The Catawba-Wateree settlement requires Duke Energy to release enough water from the dams to benefit endangered sturgeon. The fish, found in 76 miles of the Wateree River, need certain flows at specific times of the year to aid in their spawning. The settlement also safeguards natural flooding of the 91,000 acre Wateree River floodplain including part of the Congaree National Park, which harbors one of the nation’s most significant bottomland forests. Through the settlement, Duke Energy agreed to file petitions with the South Carolina State Supreme Court and Federal Energy Regulatory Commission (FERC) to halt Duke’s legal appeal and procedural challenge to the state of South Carolina’s ability to issue a water quality permit for the new operating license. The agreement resolves the last outstanding issues before FERC can issue a new license and ensures that Duke Energy does its part to help take care of this river that is essential for its business and the people who value it.

Our victories in Georgia and South Carolina illustrate the value of the persistence shown by American Rivers and our partner organizations.
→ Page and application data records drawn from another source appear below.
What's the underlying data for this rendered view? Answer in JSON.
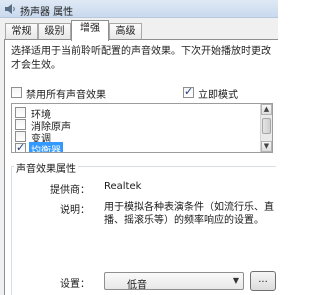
{
  "window": {
    "title": "扬声器 属性"
  },
  "tabs": [
    {
      "label": "常规",
      "active": false
    },
    {
      "label": "级别",
      "active": false
    },
    {
      "label": "增强",
      "active": true
    },
    {
      "label": "高级",
      "active": false
    }
  ],
  "enhancements": {
    "description": "选择适用于当前聆听配置的声音效果。下次开始播放时更改才会生效。",
    "disable_all_label": "禁用所有声音效果",
    "disable_all_checked": false,
    "immediate_mode_label": "立即模式",
    "immediate_mode_checked": true,
    "effects": [
      {
        "label": "环境",
        "checked": false
      },
      {
        "label": "消除原声",
        "checked": false
      },
      {
        "label": "变调",
        "checked": false
      },
      {
        "label": "均衡器",
        "checked": true,
        "selected": true
      }
    ]
  },
  "properties": {
    "group_label": "声音效果属性",
    "provider_key": "提供商：",
    "provider_value": "Realtek",
    "description_key": "说明：",
    "description_value": "用于模拟各种表演条件（如流行乐、直播、摇滚乐等）的频率响应的设置。",
    "settings_key": "设置：",
    "settings_value": "低音",
    "more_button_label": "..."
  }
}
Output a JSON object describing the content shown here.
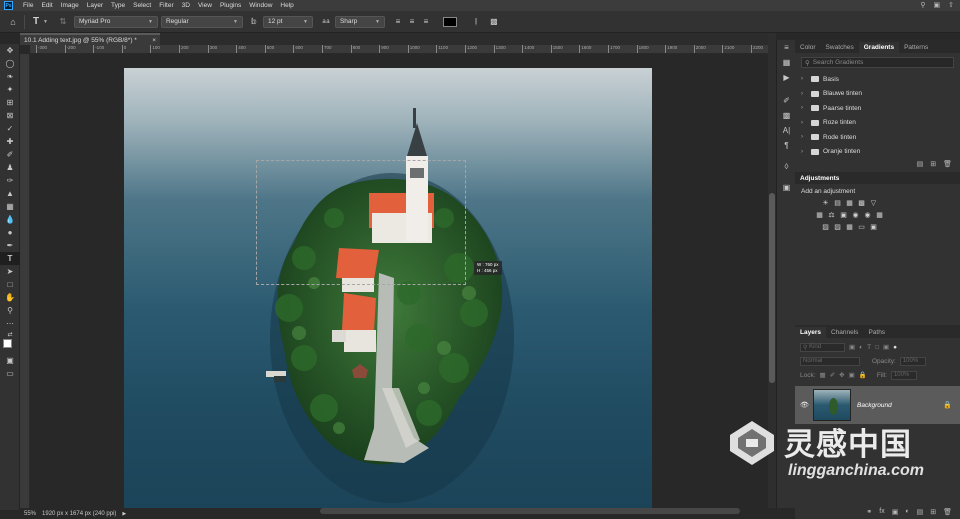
{
  "app": {
    "logo": "Ps"
  },
  "menubar": {
    "items": [
      "File",
      "Edit",
      "Image",
      "Layer",
      "Type",
      "Select",
      "Filter",
      "3D",
      "View",
      "Plugins",
      "Window",
      "Help"
    ],
    "right_icons": [
      "search-icon",
      "workspace-icon",
      "share-icon"
    ]
  },
  "options": {
    "font_family": "Myriad Pro",
    "font_style": "Regular",
    "font_size": "12 pt",
    "antialias": "Sharp",
    "text_color": "#000000"
  },
  "document": {
    "tab_title": "10.1 Adding text.jpg @ 55% (RGB/8*) *",
    "close": "×",
    "size_tip_w": "W : 760 px",
    "size_tip_h": "H : 456 px"
  },
  "rulers": {
    "top_ticks": [
      "-300",
      "-200",
      "-100",
      "0",
      "100",
      "200",
      "300",
      "400",
      "500",
      "600",
      "700",
      "800",
      "900",
      "1000",
      "1100",
      "1200",
      "1300",
      "1400",
      "1500",
      "1600",
      "1700",
      "1800",
      "1900",
      "2000",
      "2100",
      "2200"
    ]
  },
  "status": {
    "zoom": "55%",
    "doc_info": "1920 px x 1674 px (240 ppi)"
  },
  "gradients_panel": {
    "tabs": [
      "Color",
      "Swatches",
      "Gradients",
      "Patterns"
    ],
    "active_tab": "Gradients",
    "search_placeholder": "Search Gradients",
    "folders": [
      "Basis",
      "Blauwe tinten",
      "Paarse tinten",
      "Roze tinten",
      "Rode tinten",
      "Oranje tinten"
    ]
  },
  "adjustments_panel": {
    "title": "Adjustments",
    "subtitle": "Add an adjustment"
  },
  "layers_panel": {
    "tabs": [
      "Layers",
      "Channels",
      "Paths"
    ],
    "active_tab": "Layers",
    "filter_kind": "Kind",
    "blend_mode": "Normal",
    "opacity_label": "Opacity:",
    "opacity_value": "100%",
    "lock_label": "Lock:",
    "fill_label": "Fill:",
    "fill_value": "100%",
    "layers": [
      {
        "name": "Background",
        "visible": true,
        "locked": true
      }
    ]
  },
  "watermark": {
    "title": "灵感中国",
    "url": "lingganchina.com"
  },
  "colors": {
    "accent": "#31a8ff",
    "roof": "#e2603c",
    "water": "#2b5a70",
    "trees": "#2e5d2a"
  }
}
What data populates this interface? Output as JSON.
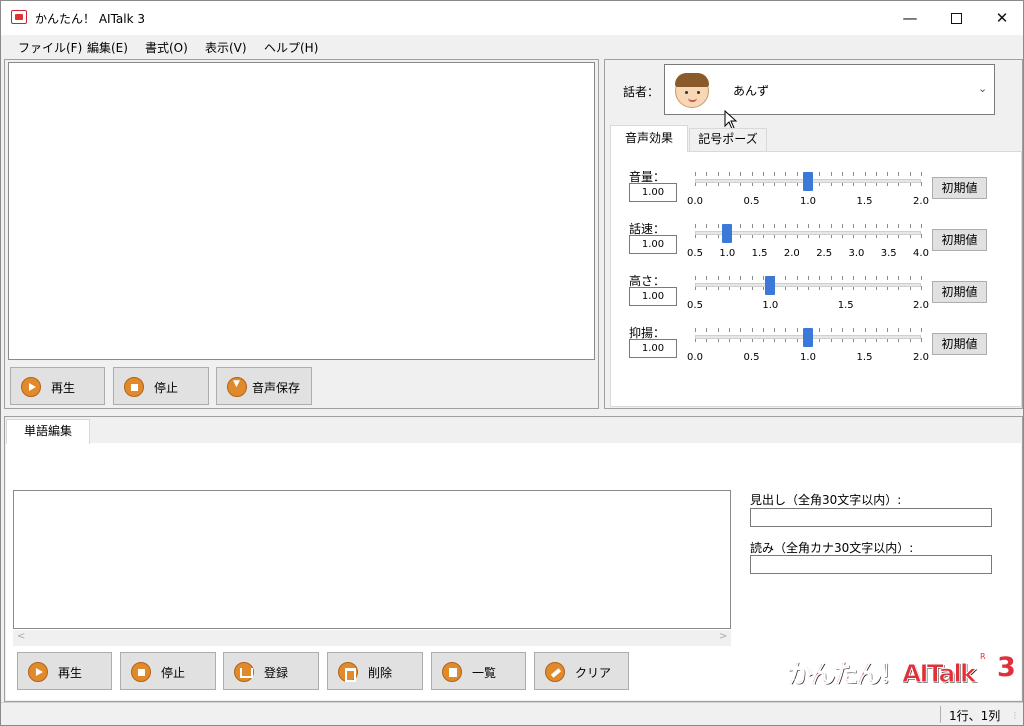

In both cases we knew that a long, protracted campaign would be needed to ensure the future health of these rivers and our actions paid great dividends.

4 Responses to “Big Wins for Rivers in the Southeast”

James Wood

Awesome. So many Ga rivers seem to have no buffer at all. The Cartecay for one would benefit from the implementation of the buffer rules.


Are these buffers (25 feet wide vegetative buffer) required in North Carolina, or any buffer at all?

Caroline Martin

Response to Andrew: According to the Division of Water Quality in Asheville, the State of North Carolina does not require any buffer protection on many of its waterways.